If you don’t get enough email every day, join a couple of Linked-In groups. I join groups because I am joining with other people who share my agenda, or at least are my competition. The best things about groups is that they have job postings and discussions. The job postings are interesting even if you are not looking for a job because they tell you a lot about what people in that group are spending their money on.

Linked-In Discussions

Although my impression so far is that Linked-In Discussions would be more accurately called soliloquies, they are interesting and useful. For best results, start or participate in discussions on areas where you are doing work currently. We have gained valuable insights from private comments to our discussions even though we have yet to attract a single public comment. As with every other aspect of Linked-In, proceed with discretion. Anything you put out there becomes part of the value matrix that you are creating for potential customers and employers. Make sure that each contribution to a discussion enhances that picture of value.

Linked-In Answers

I still haven’t used this feature, but I have been thinking about it. My initial impression is that the best way to use it is very similar to discussion. That is, ask or answer questions only if your interest and knowledge is valid and current.

Blogs Linked to Your Linked-In Profile

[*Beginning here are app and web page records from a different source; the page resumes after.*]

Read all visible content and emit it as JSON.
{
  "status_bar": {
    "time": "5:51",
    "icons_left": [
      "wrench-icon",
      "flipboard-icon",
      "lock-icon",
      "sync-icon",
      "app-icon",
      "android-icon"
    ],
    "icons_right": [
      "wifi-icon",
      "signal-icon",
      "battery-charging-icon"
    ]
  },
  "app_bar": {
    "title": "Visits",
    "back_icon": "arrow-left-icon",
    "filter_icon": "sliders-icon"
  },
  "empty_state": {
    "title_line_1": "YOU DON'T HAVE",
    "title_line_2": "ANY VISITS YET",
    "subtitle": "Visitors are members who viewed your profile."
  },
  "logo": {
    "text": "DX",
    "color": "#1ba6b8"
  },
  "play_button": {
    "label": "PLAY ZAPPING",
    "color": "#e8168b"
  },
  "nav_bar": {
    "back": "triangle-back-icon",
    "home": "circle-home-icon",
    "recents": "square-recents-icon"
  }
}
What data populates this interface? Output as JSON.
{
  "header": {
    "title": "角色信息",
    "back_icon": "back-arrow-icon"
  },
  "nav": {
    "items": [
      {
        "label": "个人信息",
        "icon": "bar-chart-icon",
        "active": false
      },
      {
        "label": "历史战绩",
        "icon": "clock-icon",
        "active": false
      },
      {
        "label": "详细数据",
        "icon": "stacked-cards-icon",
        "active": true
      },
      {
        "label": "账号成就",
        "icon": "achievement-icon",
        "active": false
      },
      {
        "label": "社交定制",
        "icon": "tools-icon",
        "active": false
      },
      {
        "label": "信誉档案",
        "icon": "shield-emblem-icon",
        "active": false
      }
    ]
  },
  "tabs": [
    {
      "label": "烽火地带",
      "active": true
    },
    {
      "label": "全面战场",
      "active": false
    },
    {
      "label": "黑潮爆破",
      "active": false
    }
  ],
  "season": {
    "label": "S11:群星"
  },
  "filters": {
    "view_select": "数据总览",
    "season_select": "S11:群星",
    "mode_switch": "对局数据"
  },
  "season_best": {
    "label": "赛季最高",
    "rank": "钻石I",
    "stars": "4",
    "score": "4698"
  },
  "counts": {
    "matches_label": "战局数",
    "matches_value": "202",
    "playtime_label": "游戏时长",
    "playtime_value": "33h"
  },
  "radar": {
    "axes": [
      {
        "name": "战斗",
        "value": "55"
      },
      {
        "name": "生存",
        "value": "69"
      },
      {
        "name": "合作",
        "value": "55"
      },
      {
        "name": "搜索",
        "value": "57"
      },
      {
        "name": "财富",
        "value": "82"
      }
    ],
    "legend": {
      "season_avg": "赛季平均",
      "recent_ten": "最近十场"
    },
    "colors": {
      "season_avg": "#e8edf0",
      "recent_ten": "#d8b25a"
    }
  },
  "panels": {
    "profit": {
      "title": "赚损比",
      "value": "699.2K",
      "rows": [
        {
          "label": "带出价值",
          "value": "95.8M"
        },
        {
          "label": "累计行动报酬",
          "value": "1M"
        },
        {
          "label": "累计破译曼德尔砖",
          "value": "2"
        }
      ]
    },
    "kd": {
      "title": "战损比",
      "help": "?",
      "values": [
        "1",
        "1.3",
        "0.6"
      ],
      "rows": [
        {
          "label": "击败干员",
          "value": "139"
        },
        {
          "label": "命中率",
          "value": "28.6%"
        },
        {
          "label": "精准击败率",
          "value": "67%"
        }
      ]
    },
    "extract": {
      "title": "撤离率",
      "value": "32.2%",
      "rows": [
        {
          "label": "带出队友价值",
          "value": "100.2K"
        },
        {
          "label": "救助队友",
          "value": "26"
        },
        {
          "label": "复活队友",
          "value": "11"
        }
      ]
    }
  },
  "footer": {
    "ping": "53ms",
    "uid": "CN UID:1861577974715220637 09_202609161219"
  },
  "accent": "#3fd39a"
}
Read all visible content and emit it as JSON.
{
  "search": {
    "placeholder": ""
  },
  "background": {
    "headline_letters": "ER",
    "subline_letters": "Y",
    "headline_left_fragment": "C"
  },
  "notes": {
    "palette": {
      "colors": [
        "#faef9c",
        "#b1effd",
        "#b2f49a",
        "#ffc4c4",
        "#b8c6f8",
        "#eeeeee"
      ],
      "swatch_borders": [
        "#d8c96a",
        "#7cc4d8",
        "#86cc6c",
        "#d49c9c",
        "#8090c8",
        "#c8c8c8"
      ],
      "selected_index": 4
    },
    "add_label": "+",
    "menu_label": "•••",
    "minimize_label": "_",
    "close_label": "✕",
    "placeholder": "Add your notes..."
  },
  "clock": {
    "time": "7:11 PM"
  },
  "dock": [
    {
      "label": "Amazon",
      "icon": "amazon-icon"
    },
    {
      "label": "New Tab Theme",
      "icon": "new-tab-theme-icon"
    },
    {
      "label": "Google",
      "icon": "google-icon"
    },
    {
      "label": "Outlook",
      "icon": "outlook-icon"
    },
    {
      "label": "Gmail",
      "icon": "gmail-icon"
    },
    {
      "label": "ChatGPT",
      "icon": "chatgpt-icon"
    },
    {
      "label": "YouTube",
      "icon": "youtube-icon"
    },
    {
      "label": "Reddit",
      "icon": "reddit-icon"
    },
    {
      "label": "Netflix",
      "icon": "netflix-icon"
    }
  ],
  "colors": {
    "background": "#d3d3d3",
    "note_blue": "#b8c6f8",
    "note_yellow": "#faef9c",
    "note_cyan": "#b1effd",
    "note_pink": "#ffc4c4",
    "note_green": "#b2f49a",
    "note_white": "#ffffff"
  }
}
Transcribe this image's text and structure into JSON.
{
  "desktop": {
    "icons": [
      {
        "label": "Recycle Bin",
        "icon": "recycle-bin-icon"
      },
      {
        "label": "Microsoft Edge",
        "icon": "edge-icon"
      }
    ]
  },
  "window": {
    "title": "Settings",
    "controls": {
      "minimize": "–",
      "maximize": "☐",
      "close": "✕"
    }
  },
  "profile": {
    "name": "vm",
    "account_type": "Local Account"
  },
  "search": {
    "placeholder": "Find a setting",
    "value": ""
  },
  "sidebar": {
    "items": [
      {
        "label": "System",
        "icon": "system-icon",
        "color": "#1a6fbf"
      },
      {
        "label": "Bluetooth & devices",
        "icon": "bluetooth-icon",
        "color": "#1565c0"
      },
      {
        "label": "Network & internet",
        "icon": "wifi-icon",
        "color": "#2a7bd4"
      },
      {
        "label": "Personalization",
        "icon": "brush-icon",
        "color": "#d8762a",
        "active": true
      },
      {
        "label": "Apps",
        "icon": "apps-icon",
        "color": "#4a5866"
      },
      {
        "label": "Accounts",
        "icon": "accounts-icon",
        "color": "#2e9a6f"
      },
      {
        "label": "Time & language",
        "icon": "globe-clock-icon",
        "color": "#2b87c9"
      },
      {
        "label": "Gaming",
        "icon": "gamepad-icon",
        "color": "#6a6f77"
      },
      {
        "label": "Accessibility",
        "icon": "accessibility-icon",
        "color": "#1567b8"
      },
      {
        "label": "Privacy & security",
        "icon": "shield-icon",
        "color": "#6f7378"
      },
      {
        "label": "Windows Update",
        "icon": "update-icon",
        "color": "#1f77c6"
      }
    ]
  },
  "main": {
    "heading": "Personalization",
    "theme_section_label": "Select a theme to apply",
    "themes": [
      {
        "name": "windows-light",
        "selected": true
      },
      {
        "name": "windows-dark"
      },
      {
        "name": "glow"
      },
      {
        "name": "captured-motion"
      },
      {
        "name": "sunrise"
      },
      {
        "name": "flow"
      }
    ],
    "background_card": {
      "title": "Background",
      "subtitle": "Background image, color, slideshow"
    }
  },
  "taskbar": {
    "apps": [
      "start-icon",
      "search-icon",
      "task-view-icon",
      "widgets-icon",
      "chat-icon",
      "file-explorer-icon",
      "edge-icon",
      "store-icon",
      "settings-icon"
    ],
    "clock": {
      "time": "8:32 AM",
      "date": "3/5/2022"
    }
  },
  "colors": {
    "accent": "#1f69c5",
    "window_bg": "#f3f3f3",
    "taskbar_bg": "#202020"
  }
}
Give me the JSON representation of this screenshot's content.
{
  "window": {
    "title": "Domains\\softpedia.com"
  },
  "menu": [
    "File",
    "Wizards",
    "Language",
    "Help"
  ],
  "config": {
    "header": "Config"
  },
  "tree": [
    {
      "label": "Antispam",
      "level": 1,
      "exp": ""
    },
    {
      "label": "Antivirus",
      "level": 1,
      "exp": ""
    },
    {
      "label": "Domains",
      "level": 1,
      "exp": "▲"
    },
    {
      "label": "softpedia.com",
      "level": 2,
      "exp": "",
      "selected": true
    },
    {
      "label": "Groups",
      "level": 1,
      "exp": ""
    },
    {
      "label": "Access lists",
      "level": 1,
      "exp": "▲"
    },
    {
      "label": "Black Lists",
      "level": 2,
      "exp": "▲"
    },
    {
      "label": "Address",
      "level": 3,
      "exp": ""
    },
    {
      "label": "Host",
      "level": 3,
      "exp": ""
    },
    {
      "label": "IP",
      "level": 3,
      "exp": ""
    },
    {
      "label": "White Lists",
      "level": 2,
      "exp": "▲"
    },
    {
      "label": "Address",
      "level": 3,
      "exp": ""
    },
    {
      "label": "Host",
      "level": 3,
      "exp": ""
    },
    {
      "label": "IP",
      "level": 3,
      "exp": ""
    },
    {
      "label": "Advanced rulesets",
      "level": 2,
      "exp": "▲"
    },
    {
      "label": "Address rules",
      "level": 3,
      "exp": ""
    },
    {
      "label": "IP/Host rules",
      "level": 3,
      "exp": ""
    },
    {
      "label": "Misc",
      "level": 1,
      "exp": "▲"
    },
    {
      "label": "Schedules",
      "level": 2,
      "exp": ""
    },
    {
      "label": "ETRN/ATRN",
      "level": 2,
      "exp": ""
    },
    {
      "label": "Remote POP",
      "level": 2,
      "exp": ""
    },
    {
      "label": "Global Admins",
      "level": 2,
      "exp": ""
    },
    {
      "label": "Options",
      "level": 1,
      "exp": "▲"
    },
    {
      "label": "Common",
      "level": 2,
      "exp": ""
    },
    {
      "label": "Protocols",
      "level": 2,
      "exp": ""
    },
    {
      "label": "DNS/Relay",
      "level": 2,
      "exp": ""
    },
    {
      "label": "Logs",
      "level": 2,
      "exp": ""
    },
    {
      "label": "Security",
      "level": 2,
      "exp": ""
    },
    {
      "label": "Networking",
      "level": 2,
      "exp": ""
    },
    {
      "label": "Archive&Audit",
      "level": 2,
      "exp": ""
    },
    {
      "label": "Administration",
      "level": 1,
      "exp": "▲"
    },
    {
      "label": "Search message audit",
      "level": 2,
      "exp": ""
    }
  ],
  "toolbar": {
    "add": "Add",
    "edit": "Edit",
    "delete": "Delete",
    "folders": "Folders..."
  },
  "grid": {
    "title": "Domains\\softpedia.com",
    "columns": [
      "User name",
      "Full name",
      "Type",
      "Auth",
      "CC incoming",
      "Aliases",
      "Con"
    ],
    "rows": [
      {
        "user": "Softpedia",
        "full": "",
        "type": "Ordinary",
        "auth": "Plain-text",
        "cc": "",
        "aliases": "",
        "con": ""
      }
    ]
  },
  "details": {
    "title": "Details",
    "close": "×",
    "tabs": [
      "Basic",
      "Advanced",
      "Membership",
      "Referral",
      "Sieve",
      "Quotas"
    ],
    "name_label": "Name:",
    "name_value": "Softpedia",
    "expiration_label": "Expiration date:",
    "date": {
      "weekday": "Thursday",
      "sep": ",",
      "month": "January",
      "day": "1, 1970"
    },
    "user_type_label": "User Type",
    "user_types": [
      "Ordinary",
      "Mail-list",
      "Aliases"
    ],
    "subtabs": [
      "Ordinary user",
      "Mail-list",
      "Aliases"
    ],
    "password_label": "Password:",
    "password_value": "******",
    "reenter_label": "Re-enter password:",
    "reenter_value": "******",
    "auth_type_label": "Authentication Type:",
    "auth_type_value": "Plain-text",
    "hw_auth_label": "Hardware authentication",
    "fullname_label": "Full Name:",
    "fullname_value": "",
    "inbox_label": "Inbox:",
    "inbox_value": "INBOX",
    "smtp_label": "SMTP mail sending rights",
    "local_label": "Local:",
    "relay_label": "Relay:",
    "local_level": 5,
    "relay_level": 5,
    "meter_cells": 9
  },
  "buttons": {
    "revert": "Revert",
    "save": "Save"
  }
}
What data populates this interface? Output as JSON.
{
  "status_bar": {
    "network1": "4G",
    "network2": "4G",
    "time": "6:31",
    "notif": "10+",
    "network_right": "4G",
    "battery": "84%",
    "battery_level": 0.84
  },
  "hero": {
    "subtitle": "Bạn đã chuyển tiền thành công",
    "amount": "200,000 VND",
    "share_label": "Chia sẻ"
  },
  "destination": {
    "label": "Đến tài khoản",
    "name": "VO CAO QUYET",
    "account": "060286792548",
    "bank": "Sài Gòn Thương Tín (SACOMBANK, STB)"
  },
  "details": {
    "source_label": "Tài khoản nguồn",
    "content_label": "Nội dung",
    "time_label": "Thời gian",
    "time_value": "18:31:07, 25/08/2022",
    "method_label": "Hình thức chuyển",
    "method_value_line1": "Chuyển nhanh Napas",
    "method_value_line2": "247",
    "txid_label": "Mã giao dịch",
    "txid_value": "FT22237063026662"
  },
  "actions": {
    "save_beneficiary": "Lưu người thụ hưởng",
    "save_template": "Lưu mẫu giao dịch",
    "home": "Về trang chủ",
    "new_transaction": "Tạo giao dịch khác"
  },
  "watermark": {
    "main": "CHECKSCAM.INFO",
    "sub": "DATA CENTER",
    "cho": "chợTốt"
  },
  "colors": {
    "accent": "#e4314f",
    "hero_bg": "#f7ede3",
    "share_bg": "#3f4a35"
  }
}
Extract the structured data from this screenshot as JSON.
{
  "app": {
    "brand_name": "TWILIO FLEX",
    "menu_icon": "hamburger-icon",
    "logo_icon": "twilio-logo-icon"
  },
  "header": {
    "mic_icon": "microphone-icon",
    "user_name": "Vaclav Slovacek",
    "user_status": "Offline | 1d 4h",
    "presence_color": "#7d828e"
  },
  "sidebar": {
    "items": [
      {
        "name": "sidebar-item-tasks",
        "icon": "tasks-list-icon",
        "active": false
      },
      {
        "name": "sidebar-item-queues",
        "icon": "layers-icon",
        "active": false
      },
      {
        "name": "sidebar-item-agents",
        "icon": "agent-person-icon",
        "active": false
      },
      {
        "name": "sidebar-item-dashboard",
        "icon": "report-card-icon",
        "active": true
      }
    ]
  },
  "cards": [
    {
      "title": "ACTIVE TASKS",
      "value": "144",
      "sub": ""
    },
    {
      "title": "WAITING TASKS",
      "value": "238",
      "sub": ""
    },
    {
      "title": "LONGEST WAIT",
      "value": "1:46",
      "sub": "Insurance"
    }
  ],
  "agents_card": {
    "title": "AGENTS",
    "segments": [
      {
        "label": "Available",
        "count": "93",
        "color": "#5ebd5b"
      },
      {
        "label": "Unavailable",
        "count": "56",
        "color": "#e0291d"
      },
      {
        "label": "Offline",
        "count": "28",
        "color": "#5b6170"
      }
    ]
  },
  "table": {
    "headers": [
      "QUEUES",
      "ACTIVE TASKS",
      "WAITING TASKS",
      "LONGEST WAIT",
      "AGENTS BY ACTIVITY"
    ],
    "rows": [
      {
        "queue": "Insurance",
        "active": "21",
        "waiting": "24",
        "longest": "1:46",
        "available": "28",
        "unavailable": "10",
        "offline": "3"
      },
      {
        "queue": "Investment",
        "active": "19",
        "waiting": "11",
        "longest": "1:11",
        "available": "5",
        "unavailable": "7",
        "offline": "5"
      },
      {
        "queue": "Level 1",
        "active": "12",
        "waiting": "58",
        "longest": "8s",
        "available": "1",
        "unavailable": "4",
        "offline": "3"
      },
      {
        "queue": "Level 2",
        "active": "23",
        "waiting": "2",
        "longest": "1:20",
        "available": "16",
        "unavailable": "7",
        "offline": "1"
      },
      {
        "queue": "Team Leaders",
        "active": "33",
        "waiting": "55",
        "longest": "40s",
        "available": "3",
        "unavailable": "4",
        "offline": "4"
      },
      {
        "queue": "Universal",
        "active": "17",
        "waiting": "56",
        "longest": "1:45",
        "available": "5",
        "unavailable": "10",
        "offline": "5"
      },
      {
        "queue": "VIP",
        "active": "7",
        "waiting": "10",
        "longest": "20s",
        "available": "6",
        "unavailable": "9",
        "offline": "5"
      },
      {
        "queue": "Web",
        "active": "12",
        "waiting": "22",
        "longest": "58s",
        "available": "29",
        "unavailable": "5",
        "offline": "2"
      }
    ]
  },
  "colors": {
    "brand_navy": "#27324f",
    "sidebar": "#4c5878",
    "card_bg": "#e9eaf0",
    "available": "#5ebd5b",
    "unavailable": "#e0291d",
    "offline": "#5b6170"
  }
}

Again, use discretion. Even if no one is reading your blog right now, someone will when you are trying to get a job or make a sale. Make sure that anything you write in your linked blog in mindful of this fact. Therefore, you shouldn’t link your golf blog unless you are in the golf business, and even then, the blog needs to exclusively support your business purposes. Avoid religion and politics because they won’t get you any new business, but could well cost you some. If you write a blog with significant religious or political content, people may find it anyway, but don’t push it in their face by making it part of your on-line profile.


I’d love to hear from people who are having success promoting their business with Linked-In.

Adding an RSS Feed to Outlook

This blog uses RSS (Really Simple Syndication) to deliver new posts and comments to subscribers. Unfortunately, many people don’t seem to know how to take advantage of RSS.

Why do we use RSS?

The previous solution to maintain a subscriber list was to have people provide me with their emails, I would keep a list, and every time I wrote a new article, I would send a copy to everyone on the list. This was a lot of work for me, and ultimately it dragged down the whole writing process. There were more people who wanted to read what I had to say than there were people who wanted to give me their email address, and it was a pain every time someone changed their mind. It was far better than having to print everything out and mail it, but it still was a system with drawbacks for everyone. RSS eliminates the need for you to give your email address to anyone, and it removes the whole process of maintaining a subscriber list.

For a publisher using a tool like, the process is really simple. They ask me if I want to add an RSS feed, and I say Yes. I’m not sure what is going on behind the scenes, and I don’t really care as long as it solves the problem.

Once that is done, anyone can subscribe to my RSS feed using any RSS reader. If you want to be a subscriber, RSS is really simple but not quite intuitive. Let’s go through the process in Microsoft Outlook.

An RSS feed is treated by Outlook much like an email account. Select View Accounts from the Tools menu, and go to the RSS tab. Click on New, and enter the feed URL. Note that the URL for this blog is, but the RSS feed URL is .

Shortly after you do this, you should see a new folder in Outlook’s Personal Folders\RSS Feeds\ called Rust Never Sleeps.  If you open it, it will contain the entries from this blog, and new entries will appear shortly after they are published.

If you get tired of my drivel, all you have to do to stop this is to delete the RSS feed entry that you created above.  The entries will stop coming immediately.

Note the structural difference.  With RSS, you have a tool that goes out and gets what you want to read.  With an email list, you get whatever the sender (or anyone else that gets the list) decides to send you.  RSS puts you in control.